McMafia: A Journey Through the Global Criminal Underworld
by Misha Glenny
Reviewed by Scott McLemee
National Book Critics Circle
Twenty years ago, as the Soviet Union began coming undone, a dissident intellectual named Boris Kargalitsky coined a useful expression, "kleptocrats," to describe those officials who were enriching themselves thanks to their power in what remained of the Communist state and economy. "Kleptocracy" means rule by thieves. The term was both useful and farsighted, and it's no accident that Misha Glenny uses it from time to time in McMafia, his guided tour of the world's black and gray markets.
The author, a British journalist who covered Eastern Europe for the BBC during the early 1990s, clearly is referring to the same people as Kargalitsky. The farcical pretense of the Kremlin to manage a "planned" economy had concealed a vast network of middlemen and trimmers whose knack for shady dealing kept the system running.

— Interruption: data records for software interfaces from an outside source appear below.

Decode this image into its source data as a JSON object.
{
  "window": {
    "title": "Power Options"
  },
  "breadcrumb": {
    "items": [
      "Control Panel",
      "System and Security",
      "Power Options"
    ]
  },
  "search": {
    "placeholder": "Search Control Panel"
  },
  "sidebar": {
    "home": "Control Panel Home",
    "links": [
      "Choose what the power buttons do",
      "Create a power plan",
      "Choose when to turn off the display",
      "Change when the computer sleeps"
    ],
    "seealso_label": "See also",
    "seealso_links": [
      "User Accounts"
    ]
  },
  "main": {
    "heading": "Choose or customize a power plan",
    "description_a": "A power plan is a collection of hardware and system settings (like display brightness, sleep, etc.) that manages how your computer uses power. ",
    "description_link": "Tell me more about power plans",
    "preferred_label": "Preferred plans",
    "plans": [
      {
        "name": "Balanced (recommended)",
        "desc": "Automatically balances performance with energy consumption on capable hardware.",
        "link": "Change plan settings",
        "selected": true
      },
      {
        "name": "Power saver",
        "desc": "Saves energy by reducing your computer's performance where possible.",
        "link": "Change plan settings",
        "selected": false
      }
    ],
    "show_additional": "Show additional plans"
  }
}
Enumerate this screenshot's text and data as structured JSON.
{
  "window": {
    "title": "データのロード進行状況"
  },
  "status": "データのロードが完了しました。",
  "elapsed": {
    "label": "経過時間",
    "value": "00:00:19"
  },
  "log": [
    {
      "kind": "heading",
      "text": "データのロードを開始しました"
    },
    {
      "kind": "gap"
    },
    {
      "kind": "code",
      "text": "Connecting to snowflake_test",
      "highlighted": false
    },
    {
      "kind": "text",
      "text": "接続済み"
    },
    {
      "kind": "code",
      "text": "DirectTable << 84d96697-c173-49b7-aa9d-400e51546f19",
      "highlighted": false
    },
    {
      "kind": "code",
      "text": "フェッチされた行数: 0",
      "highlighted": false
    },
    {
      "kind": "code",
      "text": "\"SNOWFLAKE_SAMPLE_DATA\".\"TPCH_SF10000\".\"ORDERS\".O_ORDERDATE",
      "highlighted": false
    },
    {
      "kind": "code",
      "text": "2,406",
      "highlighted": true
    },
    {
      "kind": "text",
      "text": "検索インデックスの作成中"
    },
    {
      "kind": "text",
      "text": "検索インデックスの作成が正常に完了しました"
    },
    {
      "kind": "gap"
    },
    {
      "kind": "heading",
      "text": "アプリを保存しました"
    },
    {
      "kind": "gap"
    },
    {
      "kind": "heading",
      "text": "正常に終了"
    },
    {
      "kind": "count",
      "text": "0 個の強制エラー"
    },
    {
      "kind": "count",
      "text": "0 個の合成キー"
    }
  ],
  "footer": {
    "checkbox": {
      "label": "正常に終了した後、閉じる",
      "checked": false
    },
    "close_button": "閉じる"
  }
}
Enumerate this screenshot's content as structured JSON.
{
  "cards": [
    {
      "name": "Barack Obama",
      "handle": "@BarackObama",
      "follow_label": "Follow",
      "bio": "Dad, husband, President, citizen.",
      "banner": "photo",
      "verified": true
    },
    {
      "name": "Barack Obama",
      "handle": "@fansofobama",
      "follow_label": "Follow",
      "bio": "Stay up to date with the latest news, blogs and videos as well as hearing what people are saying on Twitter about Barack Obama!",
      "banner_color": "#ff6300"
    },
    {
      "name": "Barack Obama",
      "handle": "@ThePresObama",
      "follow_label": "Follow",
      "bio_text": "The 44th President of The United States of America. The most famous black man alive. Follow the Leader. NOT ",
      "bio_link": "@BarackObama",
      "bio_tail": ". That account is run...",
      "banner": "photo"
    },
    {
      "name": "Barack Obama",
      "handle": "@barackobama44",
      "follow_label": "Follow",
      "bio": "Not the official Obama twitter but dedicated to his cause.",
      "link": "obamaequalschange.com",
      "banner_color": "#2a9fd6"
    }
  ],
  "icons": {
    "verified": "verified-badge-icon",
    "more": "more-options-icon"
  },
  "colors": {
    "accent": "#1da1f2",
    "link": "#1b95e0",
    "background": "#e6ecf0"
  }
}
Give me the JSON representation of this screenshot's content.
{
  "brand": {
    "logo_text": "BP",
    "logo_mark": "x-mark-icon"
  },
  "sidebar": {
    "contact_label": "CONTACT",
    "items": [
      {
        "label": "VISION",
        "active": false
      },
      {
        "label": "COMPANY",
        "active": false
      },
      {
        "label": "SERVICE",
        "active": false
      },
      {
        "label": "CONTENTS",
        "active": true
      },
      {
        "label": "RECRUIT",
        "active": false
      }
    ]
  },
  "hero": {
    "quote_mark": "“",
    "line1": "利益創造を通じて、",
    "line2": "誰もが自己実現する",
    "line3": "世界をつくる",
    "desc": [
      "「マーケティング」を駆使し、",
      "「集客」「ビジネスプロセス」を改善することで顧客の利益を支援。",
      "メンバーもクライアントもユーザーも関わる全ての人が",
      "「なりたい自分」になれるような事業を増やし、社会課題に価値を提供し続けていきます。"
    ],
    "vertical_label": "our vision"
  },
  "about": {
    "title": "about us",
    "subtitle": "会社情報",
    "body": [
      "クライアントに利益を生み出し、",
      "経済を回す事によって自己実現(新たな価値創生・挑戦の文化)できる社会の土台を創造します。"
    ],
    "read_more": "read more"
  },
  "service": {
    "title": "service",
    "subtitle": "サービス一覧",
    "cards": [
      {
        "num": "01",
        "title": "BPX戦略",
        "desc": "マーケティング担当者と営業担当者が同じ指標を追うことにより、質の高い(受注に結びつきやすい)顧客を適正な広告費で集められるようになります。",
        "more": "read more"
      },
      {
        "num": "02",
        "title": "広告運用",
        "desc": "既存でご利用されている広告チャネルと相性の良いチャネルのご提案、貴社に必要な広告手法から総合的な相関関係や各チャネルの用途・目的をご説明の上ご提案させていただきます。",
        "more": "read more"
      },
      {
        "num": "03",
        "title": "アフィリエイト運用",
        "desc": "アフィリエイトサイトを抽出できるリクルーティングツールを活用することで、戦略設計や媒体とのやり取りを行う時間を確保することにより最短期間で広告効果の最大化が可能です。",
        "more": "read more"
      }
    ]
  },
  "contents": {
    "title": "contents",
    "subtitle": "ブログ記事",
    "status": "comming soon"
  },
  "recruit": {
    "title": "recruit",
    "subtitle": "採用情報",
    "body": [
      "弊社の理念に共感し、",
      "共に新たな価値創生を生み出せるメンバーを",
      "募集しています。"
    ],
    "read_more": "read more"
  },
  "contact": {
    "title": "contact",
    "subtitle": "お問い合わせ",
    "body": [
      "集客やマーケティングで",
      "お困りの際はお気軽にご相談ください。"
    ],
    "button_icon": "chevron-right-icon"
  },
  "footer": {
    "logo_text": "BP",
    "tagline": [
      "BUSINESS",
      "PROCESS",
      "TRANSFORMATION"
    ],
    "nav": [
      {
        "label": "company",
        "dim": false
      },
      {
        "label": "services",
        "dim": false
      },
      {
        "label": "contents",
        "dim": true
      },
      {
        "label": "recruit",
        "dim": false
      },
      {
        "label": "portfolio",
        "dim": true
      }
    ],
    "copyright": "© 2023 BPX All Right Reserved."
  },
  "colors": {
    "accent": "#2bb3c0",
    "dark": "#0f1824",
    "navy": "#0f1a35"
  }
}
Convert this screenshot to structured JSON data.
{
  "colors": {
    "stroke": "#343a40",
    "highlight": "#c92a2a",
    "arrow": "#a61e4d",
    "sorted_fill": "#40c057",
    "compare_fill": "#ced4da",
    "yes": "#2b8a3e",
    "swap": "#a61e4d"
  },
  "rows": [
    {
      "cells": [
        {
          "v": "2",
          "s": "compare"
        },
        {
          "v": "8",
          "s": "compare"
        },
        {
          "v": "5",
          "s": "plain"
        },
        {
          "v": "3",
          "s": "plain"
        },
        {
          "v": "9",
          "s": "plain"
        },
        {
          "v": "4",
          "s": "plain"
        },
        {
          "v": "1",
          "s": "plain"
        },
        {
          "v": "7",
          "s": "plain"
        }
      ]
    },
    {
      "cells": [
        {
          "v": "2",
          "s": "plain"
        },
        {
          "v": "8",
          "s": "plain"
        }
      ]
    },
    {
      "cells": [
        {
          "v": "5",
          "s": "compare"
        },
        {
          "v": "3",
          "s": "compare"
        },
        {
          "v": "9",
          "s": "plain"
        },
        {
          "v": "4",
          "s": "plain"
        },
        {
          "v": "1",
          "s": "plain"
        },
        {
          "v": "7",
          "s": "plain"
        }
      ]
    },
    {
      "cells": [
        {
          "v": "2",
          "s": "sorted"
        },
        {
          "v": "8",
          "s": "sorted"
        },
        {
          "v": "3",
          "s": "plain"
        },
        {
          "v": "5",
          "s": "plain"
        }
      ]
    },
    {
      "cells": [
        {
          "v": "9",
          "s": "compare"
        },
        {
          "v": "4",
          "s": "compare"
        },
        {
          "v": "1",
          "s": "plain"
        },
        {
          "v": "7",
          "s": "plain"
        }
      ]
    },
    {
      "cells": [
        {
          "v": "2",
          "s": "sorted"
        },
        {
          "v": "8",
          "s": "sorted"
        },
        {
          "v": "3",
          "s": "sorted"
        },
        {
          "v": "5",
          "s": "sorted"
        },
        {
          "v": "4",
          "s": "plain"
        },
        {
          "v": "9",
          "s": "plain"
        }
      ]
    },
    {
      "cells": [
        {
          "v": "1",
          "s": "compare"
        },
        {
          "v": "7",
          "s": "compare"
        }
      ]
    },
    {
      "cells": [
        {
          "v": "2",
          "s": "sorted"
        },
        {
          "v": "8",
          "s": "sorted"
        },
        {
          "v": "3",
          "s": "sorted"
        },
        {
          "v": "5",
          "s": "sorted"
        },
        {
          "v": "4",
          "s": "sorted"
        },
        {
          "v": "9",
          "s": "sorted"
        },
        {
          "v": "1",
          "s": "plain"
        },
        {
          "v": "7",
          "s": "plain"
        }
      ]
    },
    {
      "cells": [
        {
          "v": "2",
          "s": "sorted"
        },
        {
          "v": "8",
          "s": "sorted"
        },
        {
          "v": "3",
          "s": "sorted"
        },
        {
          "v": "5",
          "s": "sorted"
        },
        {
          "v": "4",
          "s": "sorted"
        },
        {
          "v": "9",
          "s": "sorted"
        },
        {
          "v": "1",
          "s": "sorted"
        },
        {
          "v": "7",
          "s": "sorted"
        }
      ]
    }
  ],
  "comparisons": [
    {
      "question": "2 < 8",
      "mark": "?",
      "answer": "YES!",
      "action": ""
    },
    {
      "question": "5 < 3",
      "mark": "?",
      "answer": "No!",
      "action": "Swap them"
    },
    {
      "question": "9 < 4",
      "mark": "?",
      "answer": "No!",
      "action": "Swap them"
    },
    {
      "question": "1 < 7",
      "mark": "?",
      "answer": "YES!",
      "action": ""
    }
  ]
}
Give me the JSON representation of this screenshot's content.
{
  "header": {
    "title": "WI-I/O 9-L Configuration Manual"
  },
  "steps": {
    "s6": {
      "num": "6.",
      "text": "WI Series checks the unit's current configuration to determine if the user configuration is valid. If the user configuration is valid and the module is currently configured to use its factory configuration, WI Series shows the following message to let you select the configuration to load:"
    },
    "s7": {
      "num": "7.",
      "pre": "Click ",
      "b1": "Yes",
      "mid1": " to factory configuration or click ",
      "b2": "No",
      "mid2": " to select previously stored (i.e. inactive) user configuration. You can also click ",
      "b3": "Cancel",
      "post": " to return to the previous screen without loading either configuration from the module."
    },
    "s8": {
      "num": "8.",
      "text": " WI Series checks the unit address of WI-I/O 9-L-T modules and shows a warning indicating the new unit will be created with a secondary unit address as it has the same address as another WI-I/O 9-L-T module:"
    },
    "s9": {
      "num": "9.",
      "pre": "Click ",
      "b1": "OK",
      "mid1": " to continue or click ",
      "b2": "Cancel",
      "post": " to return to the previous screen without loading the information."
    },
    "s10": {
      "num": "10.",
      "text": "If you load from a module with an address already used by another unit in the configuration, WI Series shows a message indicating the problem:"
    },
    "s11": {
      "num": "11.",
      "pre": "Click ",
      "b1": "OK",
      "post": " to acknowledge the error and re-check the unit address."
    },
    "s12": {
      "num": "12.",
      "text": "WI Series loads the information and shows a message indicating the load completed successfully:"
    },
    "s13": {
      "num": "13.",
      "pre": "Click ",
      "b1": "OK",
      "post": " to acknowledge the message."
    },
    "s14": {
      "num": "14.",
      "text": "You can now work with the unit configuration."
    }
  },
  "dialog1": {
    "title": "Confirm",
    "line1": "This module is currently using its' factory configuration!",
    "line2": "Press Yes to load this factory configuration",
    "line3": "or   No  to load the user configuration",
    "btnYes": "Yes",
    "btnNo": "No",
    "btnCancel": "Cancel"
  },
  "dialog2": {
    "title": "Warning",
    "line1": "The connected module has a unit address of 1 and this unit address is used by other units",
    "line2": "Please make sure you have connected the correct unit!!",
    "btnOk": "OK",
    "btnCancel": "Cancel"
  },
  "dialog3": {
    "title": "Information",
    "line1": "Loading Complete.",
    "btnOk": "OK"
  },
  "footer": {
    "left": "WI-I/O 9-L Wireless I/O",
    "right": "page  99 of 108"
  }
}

Their skills gave them special advantages during the transition to an open market. Likewise with former Soviet bloc wrestlers. Too old for the Olympics, they could still find steady work as private security for the new breed of gangster capitalists.
Glenny's reporting for this book, which includes about 300 interviews, is not limited to the world of post-Communist wise guys, for his whole argument is that they became entrepreneurs within a global economy. The days when organized crime was primarily a local phenomenon, its transactions occurring within the shadows of a given nation-state, are long gone.
Different mafias might specialize in certain products -- caviar or cigarettes, heating oil or prostitutes. But their markets, and their links with other criminals -- and with more respectable forms of enterprise -- leave them indifferent to national borders. As Glenny charts the connections among mobsters throughout Europe, Asia, Africa, Latin America and the Middle East, you get the sense of reading a much darker account of the world eulogized by Tom Friedman for its "flatness." (Glenny essentially treats gangsterism in the United States as a matter sufficiently chronicled elsewhere. But it's clear that our appetite for cheap goods and illicit services is a huge factor in the global black market.)
This is one of those rare nonfiction volumes that seems too brief given how much the author seeks to cover. Glenny examines the difference between Russia's old-fashioned "thieves in law" (gang-societies that have been around for centuries, known for their complex tattoos) and the breed of Mafioso that emerged under Boris Yeltsin, as well as the varieties of Baltic and Balkan thuggery. He reports on the new wave of Israeli syndicates, the Nigerian industry in scam-artistry, the lush marijuana crop of British Columbia (for export south, mostly) and the links between paramilitary and narcotrafficking groups in Colombia.
Glenny also considers the role of offshore banks in expediting free trade, corporate corruption and criminal money-laundering; the lines of distinction among them prove blurry. For organized crime, offshore accounts at banks in Dubai or the Cayman Islands provide such conveniences as "shell companies to disguise illegal activities," writes Glenny, "and freedom from prying tax authorities. The only credible reason for their growth and success is the fact that many corporations in the licit economy use them for exactly the same reasons."
Meanwhile, in the not-yet-post-Communist parts of the world, new experiments in kleptocracy are under way. The Chinese government has a definite "don't ask, don't tell" policy toward piracy in intellectual property, while their associates in Pyongyang are engaged in still twitchier forms of enterprise. "Renowned as the world's largest producer of virtually undetectable counterfeit $100 bills (the so-called supernotes)," writes Glenny, "North Korea also has a pharmaceutical industry that is primarily devoted to the manufacture of methamphetamines to keep up with demand in Japan."
Glenny's prescription for reducing transnational gangsterism involves less protectionism in the developed world, a reduction of the American and Western European craving for narcotics and sex tourism, and a bolstering of the rule of law in impoverished and fragile Third World countries. "This raises the awkward question," he writes, "of global governance and standards that might be compatible across the world."
Indeed, it does. In other words: Fuhgedaboutit.
Scott McLemee is an essayist, critic, and digital feuilletonist (rather like being a blogger, only it sounds more distinguished somehow). In 2008, he began a three-year term on the board of directors of the National Book Critics Circle.